Problem:
Find and copy the lines in the records beneath this task that contain the word "White".

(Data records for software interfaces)
=== Section Start ===

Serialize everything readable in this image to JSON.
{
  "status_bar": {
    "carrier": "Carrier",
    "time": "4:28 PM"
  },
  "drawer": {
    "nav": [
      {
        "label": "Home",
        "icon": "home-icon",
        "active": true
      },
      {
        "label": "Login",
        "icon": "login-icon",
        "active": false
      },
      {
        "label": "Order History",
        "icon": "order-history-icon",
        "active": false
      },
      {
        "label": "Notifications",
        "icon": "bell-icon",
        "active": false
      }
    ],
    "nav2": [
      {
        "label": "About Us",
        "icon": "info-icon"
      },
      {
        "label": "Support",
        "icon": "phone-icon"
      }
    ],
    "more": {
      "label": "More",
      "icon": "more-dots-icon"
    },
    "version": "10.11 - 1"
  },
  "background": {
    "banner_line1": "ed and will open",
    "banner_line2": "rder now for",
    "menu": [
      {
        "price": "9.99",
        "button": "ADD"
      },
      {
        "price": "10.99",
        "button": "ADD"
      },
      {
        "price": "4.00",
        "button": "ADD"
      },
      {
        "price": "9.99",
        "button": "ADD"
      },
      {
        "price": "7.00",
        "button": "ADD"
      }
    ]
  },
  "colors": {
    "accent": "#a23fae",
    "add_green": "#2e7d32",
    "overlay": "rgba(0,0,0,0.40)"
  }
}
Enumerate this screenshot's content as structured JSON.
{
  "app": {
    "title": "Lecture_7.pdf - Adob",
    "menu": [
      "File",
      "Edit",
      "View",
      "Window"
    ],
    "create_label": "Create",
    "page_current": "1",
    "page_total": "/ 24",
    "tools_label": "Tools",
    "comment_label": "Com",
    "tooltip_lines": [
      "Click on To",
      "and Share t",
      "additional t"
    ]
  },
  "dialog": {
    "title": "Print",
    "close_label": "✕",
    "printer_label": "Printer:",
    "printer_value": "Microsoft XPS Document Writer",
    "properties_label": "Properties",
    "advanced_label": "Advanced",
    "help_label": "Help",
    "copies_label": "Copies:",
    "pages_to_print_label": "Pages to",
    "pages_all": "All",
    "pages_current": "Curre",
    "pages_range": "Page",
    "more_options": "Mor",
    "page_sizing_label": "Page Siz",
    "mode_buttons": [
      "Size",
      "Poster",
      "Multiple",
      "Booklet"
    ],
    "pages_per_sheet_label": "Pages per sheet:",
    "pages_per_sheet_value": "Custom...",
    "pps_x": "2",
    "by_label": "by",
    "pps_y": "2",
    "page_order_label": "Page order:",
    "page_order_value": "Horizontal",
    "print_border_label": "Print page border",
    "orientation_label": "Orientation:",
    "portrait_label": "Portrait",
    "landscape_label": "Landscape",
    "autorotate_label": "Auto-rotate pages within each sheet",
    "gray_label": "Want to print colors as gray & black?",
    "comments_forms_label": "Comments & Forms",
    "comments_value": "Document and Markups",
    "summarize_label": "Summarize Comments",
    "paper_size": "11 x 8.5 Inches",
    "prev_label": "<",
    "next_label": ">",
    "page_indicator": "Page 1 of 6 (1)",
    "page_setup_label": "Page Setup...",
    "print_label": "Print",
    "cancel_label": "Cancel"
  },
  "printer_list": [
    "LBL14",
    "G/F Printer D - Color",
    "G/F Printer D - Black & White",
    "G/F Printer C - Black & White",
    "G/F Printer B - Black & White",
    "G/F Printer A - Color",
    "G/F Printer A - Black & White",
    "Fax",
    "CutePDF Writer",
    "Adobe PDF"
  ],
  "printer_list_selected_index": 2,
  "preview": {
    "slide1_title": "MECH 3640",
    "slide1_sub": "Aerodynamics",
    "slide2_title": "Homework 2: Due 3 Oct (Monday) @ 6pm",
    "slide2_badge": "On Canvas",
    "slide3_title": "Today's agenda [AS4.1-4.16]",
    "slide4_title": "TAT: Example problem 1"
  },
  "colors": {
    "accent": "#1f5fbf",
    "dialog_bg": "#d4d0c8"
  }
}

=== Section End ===

Written solution:
    "G/F Printer D - Black & White",
    "G/F Printer C - Black & White",
    "G/F Printer B - Black & White",
    "G/F Printer A - Black & White",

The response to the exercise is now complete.